* TRY IT *
From the records below, copy the lines that include "image".

Website and app data records:
·····
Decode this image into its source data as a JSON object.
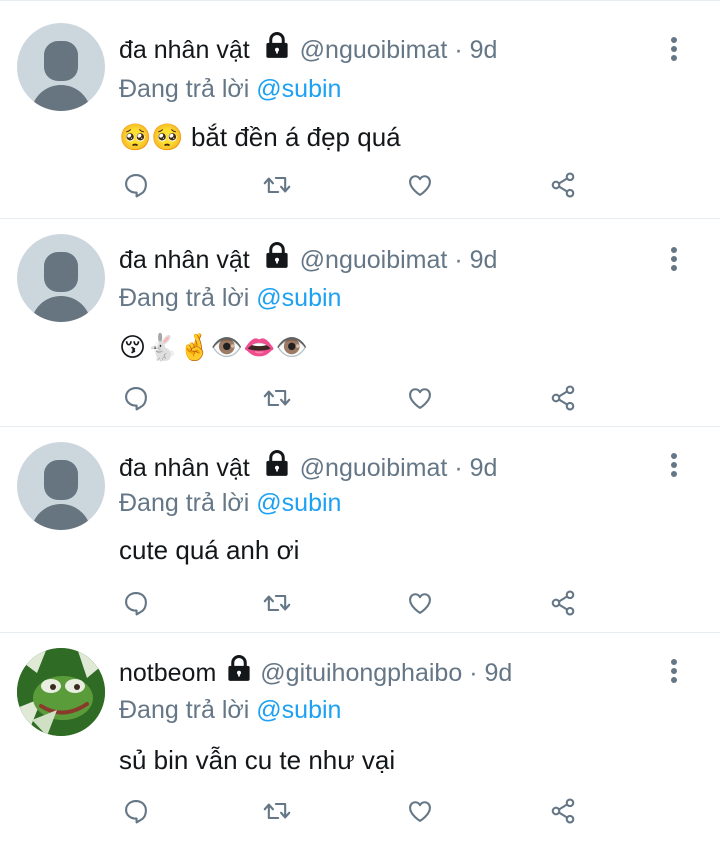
{
  "tweets": [
    {
      "display_name": "đa nhân vật",
      "handle": "@nguoibimat",
      "separator": "·",
      "time": "9d",
      "reply_prefix": "Đang trả lời",
      "reply_to": "@subin",
      "text": "🥺🥺 bắt đền á đẹp quá",
      "avatar": "default-avatar-icon",
      "locked": true
    },
    {
      "display_name": "đa nhân vật",
      "handle": "@nguoibimat",
      "separator": "·",
      "time": "9d",
      "reply_prefix": "Đang trả lời",
      "reply_to": "@subin",
      "text": "😚🐇🤞👁️👄👁️",
      "avatar": "default-avatar-icon",
      "locked": true
    },
    {
      "display_name": "đa nhân vật",
      "handle": "@nguoibimat",
      "separator": "·",
      "time": "9d",
      "reply_prefix": "Đang trả lời",
      "reply_to": "@subin",
      "text": "cute quá anh ơi",
      "avatar": "default-avatar-icon",
      "locked": true
    },
    {
      "display_name": "notbeom",
      "handle": "@gituihongphaibo",
      "separator": "·",
      "time": "9d",
      "reply_prefix": "Đang trả lời",
      "reply_to": "@subin",
      "text": "sủ bin vẫn cu te như vại",
      "avatar": "frog-avatar-image",
      "locked": true
    }
  ],
  "icons": {
    "reply": "reply-bubble-icon",
    "retweet": "retweet-icon",
    "like": "heart-icon",
    "share": "share-icon",
    "menu": "more-vertical-icon",
    "lock": "lock-icon"
  },
  "colors": {
    "text": "#14171a",
    "secondary": "#657786",
    "mention": "#1da1f2",
    "divider": "#e6ecf0",
    "avatar_bg": "#ccd6dd",
    "avatar_fg": "#66757f"
  }
}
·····
* SOLUTION FOR THIS PROBLEM *
Decode this image into its source data as a JSON object.
      "avatar": "frog-avatar-image",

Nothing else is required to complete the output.